Reproduce each entry below exactly as it appears.
Start of SOURCE INFORMATION
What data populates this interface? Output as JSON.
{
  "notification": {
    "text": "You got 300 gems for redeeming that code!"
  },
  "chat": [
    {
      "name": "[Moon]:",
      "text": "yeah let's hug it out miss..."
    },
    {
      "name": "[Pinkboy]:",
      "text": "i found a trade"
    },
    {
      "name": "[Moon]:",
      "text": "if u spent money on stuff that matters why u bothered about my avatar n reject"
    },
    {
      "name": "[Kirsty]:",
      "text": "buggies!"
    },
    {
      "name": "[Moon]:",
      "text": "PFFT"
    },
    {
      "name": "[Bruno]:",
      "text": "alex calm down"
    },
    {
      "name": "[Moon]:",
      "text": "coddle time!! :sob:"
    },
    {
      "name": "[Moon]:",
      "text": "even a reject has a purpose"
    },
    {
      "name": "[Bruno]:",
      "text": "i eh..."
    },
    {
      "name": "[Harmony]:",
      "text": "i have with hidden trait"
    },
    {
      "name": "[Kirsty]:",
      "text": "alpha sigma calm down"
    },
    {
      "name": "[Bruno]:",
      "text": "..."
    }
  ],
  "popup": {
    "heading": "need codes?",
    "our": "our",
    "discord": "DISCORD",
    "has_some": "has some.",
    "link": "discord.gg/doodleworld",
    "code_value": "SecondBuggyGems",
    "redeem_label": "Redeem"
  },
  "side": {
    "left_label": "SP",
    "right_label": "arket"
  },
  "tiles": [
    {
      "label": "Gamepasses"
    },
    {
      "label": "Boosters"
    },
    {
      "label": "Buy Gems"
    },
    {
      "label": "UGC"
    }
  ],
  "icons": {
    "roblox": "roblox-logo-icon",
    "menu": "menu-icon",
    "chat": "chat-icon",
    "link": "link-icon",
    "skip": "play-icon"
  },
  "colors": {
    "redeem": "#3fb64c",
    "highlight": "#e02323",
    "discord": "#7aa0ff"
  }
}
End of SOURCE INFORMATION
• [RESULT OF THE TASK]
What data populates this interface? Output as JSON.
{
  "notification": {
    "text": "You got 300 gems for redeeming that code!"
  },
  "chat": [
    {
      "name": "[Moon]:",
      "text": "yeah let's hug it out miss..."
    },
    {
      "name": "[Pinkboy]:",
      "text": "i found a trade"
    },
    {
      "name": "[Moon]:",
      "text": "if u spent money on stuff that matters why u bothered about my avatar n reject"
    },
    {
      "name": "[Kirsty]:",
      "text": "buggies!"
    },
    {
      "name": "[Moon]:",
      "text": "PFFT"
    },
    {
      "name": "[Bruno]:",
      "text": "alex calm down"
    },
    {
      "name": "[Moon]:",
      "text": "coddle time!! :sob:"
    },
    {
      "name": "[Moon]:",
      "text": "even a reject has a purpose"
    },
    {
      "name": "[Bruno]:",
      "text": "i eh..."
    },
    {
      "name": "[Harmony]:",
      "text": "i have with hidden trait"
    },
    {
      "name": "[Kirsty]:",
      "text": "alpha sigma calm down"
    },
    {
      "name": "[Bruno]:",
      "text": "..."
    }
  ],
  "popup": {
    "heading": "need codes?",
    "our": "our",
    "discord": "DISCORD",
    "has_some": "has some.",
    "link": "discord.gg/doodleworld",
    "code_value": "SecondBuggyGems",
    "redeem_label": "Redeem"
  },
  "side": {
    "left_label": "SP",
    "right_label": "arket"
  },
  "tiles": [
    {
      "label": "Gamepasses"
    },
    {
      "label": "Boosters"
    },
    {
      "label": "Buy Gems"
    },
    {
      "label": "UGC"
    }
  ],
  "icons": {
    "roblox": "roblox-logo-icon",
    "menu": "menu-icon",
    "chat": "chat-icon",
    "link": "link-icon",
    "skip": "play-icon"
  },
  "colors": {
    "redeem": "#3fb64c",
    "highlight": "#e02323",
    "discord": "#7aa0ff"
  }
}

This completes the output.